INFORMATION GIVEN -
____________

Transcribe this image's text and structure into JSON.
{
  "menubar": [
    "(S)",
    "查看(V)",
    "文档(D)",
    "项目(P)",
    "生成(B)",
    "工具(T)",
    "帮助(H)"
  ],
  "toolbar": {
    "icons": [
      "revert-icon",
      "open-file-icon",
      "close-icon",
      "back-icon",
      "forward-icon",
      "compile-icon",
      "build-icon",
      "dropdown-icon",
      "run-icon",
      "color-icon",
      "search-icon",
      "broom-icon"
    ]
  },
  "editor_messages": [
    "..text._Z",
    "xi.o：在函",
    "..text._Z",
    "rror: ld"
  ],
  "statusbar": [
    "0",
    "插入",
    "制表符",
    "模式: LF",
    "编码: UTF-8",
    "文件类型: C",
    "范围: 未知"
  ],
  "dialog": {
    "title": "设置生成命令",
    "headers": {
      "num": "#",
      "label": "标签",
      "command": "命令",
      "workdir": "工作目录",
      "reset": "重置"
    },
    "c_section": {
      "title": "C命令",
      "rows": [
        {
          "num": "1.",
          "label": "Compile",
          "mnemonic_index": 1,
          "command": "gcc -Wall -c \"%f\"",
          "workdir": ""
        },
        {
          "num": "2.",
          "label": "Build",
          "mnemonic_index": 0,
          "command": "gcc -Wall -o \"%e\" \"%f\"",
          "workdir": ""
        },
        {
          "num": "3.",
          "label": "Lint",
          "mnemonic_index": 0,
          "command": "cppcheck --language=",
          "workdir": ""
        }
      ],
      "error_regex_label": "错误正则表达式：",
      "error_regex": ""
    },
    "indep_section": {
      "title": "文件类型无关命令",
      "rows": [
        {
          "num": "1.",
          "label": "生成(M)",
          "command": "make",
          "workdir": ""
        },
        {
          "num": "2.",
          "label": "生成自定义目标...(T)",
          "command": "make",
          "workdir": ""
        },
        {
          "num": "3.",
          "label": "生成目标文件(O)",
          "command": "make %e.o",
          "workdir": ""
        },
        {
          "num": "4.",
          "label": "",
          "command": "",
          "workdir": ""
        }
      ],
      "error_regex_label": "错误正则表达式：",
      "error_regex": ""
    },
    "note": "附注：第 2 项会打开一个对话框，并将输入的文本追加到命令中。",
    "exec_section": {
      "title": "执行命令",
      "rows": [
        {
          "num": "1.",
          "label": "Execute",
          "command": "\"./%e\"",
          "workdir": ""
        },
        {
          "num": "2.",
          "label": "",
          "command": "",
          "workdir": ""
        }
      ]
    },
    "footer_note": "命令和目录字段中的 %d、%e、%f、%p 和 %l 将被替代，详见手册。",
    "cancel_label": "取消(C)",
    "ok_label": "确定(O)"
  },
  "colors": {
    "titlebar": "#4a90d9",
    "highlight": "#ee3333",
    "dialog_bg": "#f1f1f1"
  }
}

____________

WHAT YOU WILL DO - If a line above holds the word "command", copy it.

ANSWER SECTION -
      "command": "命令",
          "command": "gcc -Wall -c \"%f\"",
          "command": "gcc -Wall -o \"%e\" \"%f\"",
          "command": "cppcheck --language=",
          "command": "make",
          "command": "make",
          "command": "make %e.o",
          "command": "",
          "command": "\"./%e\"",
          "command": "",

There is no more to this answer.